This is the story of a government official — in his own words — who has served various governments in different capacities: staff officer, diplomat, federal secretary, since times immemorial. A recent report presented before the National Assembly, in fact, served as a trigger for him offloading some of his experiences below:
I was indeed bemused to see the media go hoarse talking about the prime minister’s foreign trips and the costs incurred. The data presented in the National Assembly by the Ministry of Foreign Affairs tells us that the premier’s 65 foreign tours thus far have cost the national exchequer Rs638.27 million. But why should this come as a surprise when the actual costs of such trips may be manifold? These trips are not restricted to just prime ministers or presidents. They apply to ministers visiting foreign countries. What is tabled before parliament is only part of the costs such trips entail. Few Pakistanis would know that a significant portion of the ministry of foreign affairs’ budget goes into servicing VVIPs’ foreign tours and this doesn’t show up in the prime minister’s or the president’s official tour expenses.
Let me share with you what I had to put up with in the last two decade. It’s indeed a litany of frustrations over the reckless way public representatives and military rulers, as well as their accompanying cronies abuse public money. Among the prime ministers, presidents, martial law administrators, ministers and parliamentarians I have served, I can recount very few exceptions. Most insist on at least five-star stay and travel by expensive limousines.
I had to, for instance, cough up embassy funds — which don’t count towards the official cost of the VVIPs’ departments — to entertain a number of businessmen and journalists accompanying former premier Shaukat Aziz on his several visits to Southeast Asia and elsewhere.
Back in the 1990s, I suffered public humiliation when the spouse of a prime minister got angry with me because I asked them to return the 8,000 Marks (German currency then) that we had ended up spending on their shopping from the embassy kitty. The couple angrily returned this official money only after several reminders but not before humiliating me in the presence of many before departure.

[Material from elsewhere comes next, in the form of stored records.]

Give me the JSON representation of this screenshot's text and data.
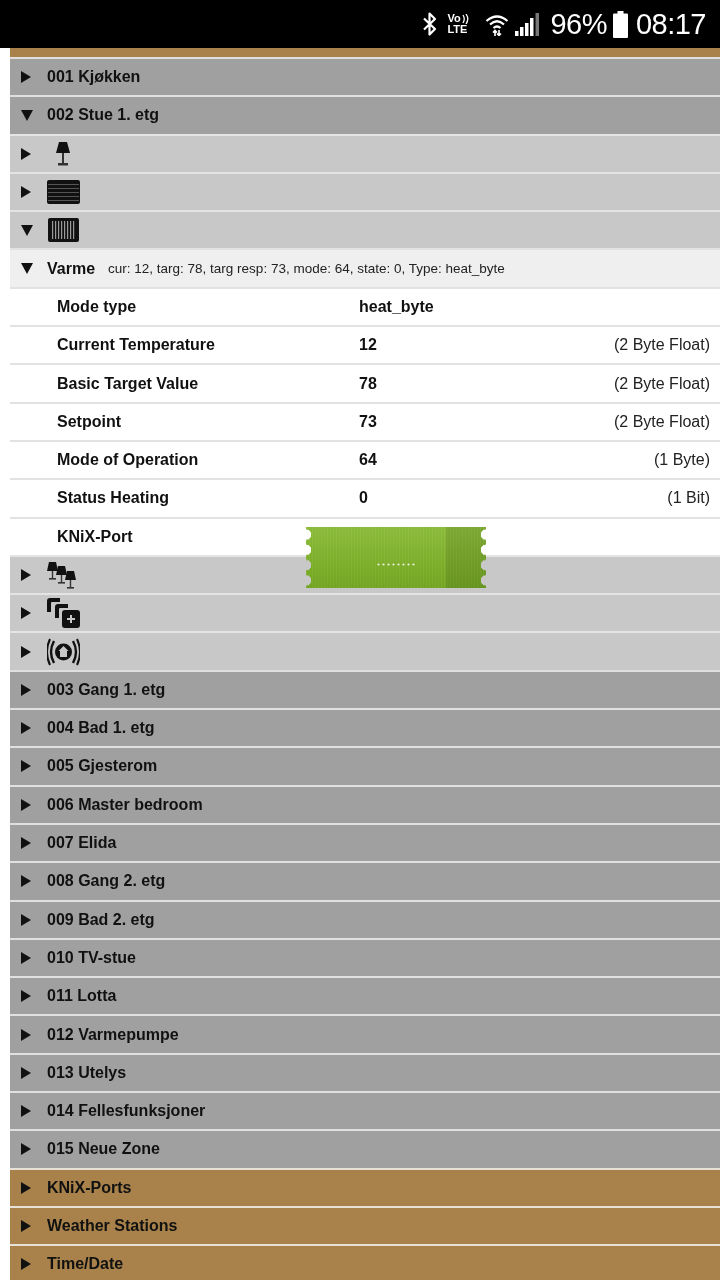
{
  "status_bar": {
    "volte": [
      "Vo",
      "LTE"
    ],
    "battery": "96%",
    "time": "08:17"
  },
  "zones": [
    {
      "label": "001 Kjøkken",
      "expanded": false
    },
    {
      "label": "002 Stue 1. etg",
      "expanded": true,
      "categories": [
        {
          "kind": "lamp",
          "expanded": false
        },
        {
          "kind": "blinds",
          "expanded": false
        },
        {
          "kind": "radiator",
          "expanded": true,
          "devices": [
            {
              "name": "Varme",
              "summary": "cur: 12, targ: 78, targ resp: 73, mode: 64, state: 0, Type: heat_byte",
              "expanded": true,
              "properties": [
                {
                  "kind": "text",
                  "label": "Mode type",
                  "value": "heat_byte"
                },
                {
                  "kind": "text",
                  "label": "Current Temperature",
                  "value": "12",
                  "type": "(2 Byte Float)"
                },
                {
                  "kind": "text",
                  "label": "Basic Target Value",
                  "value": "78",
                  "type": "(2 Byte Float)"
                },
                {
                  "kind": "text",
                  "label": "Setpoint",
                  "value": "73",
                  "type": "(2 Byte Float)"
                },
                {
                  "kind": "text",
                  "label": "Mode of Operation",
                  "value": "64",
                  "type": "(1 Byte)"
                },
                {
                  "kind": "text",
                  "label": "Status Heating",
                  "value": "0",
                  "type": "(1 Bit)"
                },
                {
                  "kind": "switch",
                  "label": "KNiX-Port"
                }
              ]
            }
          ]
        },
        {
          "kind": "lamps",
          "expanded": false
        },
        {
          "kind": "stack",
          "expanded": false
        },
        {
          "kind": "beacon",
          "expanded": false
        }
      ]
    },
    {
      "label": "003 Gang 1. etg",
      "expanded": false
    },
    {
      "label": "004 Bad 1. etg",
      "expanded": false
    },
    {
      "label": "005 Gjesterom",
      "expanded": false
    },
    {
      "label": "006 Master bedroom",
      "expanded": false
    },
    {
      "label": "007 Elida",
      "expanded": false
    },
    {
      "label": "008 Gang 2. etg",
      "expanded": false
    },
    {
      "label": "009 Bad 2. etg",
      "expanded": false
    },
    {
      "label": "010 TV-stue",
      "expanded": false
    },
    {
      "label": "011 Lotta",
      "expanded": false
    },
    {
      "label": "012 Varmepumpe",
      "expanded": false
    },
    {
      "label": "013 Utelys",
      "expanded": false
    },
    {
      "label": "014 Fellesfunksjoner",
      "expanded": false
    },
    {
      "label": "015 Neue Zone",
      "expanded": false
    }
  ],
  "sections": [
    {
      "label": "KNiX-Ports",
      "expanded": false
    },
    {
      "label": "Weather Stations",
      "expanded": false
    },
    {
      "label": "Time/Date",
      "expanded": false
    }
  ]
}
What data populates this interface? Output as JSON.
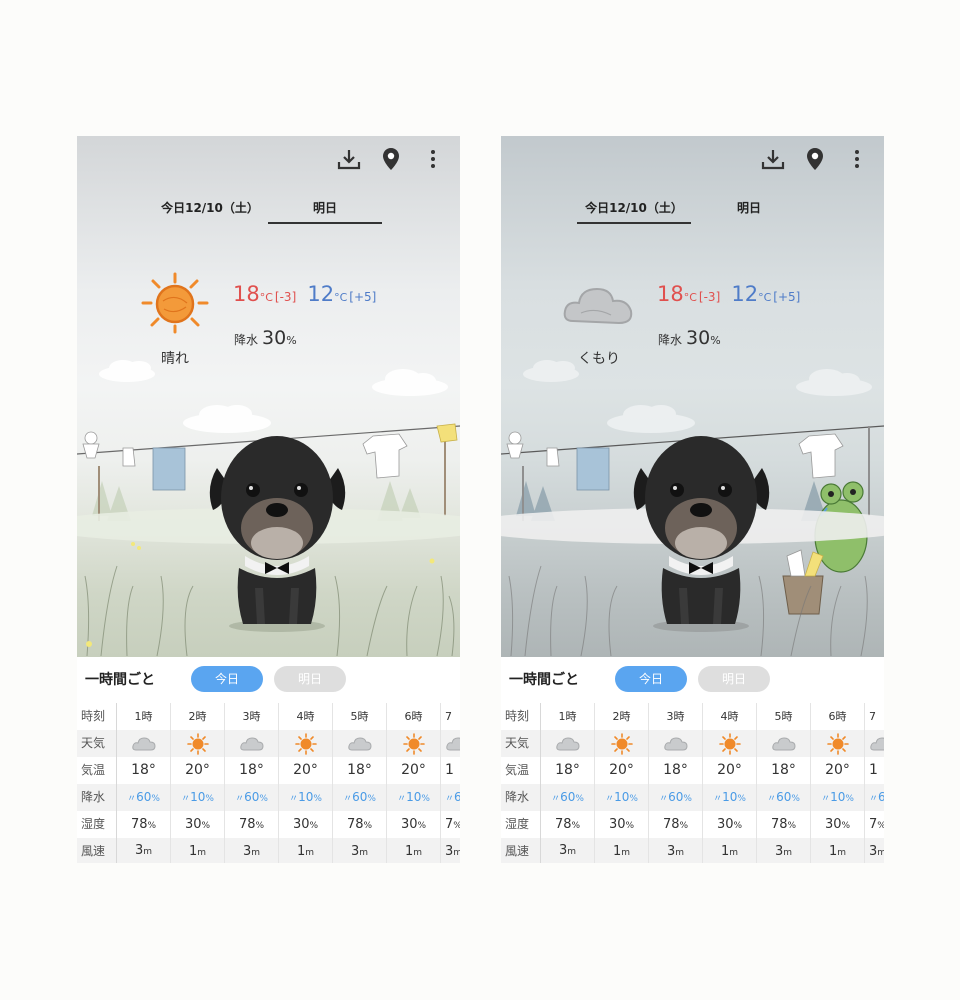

With great anguish I recall that a 36-hour visit to Dushanbe, Tajikistan’s capital, by a former president cost us $150,000 — more than double the cost of the monthly expense of the entire diplomatic mission. Why? Because most of the entourage rejected official protocol vehicles as ‘shabby and below their dignity’.
In one of the encounters with a federal minister and several of his cronies in a Chinese city in the recent past, I nearly cried. Only a day before I had seen the minister on Pakistani TV sermonising us on honesty and the need of austerity in “these testing times”. It was heart-wrenching to meet the bloated travel and shopping demands of the minister and his entourage. You simply cannot imagine how these ‘elected democrats’ or those associated with past military regimes blow away precious public funds.
Once, during my posting in Saudi Arabia, we had to take care of an important religious personality for over two weeks — all at official expense. The gentleman and his family eventually returned with an overload of shopping — again at our expense.
The list of my encounters with ‘people’s servants’ abroad is as endless as it is heartbreaking. This only underscores the hypocrisy that successive rulers have practised. Paying lip service to integrity, honesty and austerity, and at the same time blowing away public money recklessly. They usually dislike being reminded of regulations governing expenditures. Their disdain often makes officials bend regulations. No wonder, questions or challenge to arbitrary spending is conveniently taken by them to mean a direct attack on democracy.
This article first appeared at The Express Tribune. Click here to go to the original.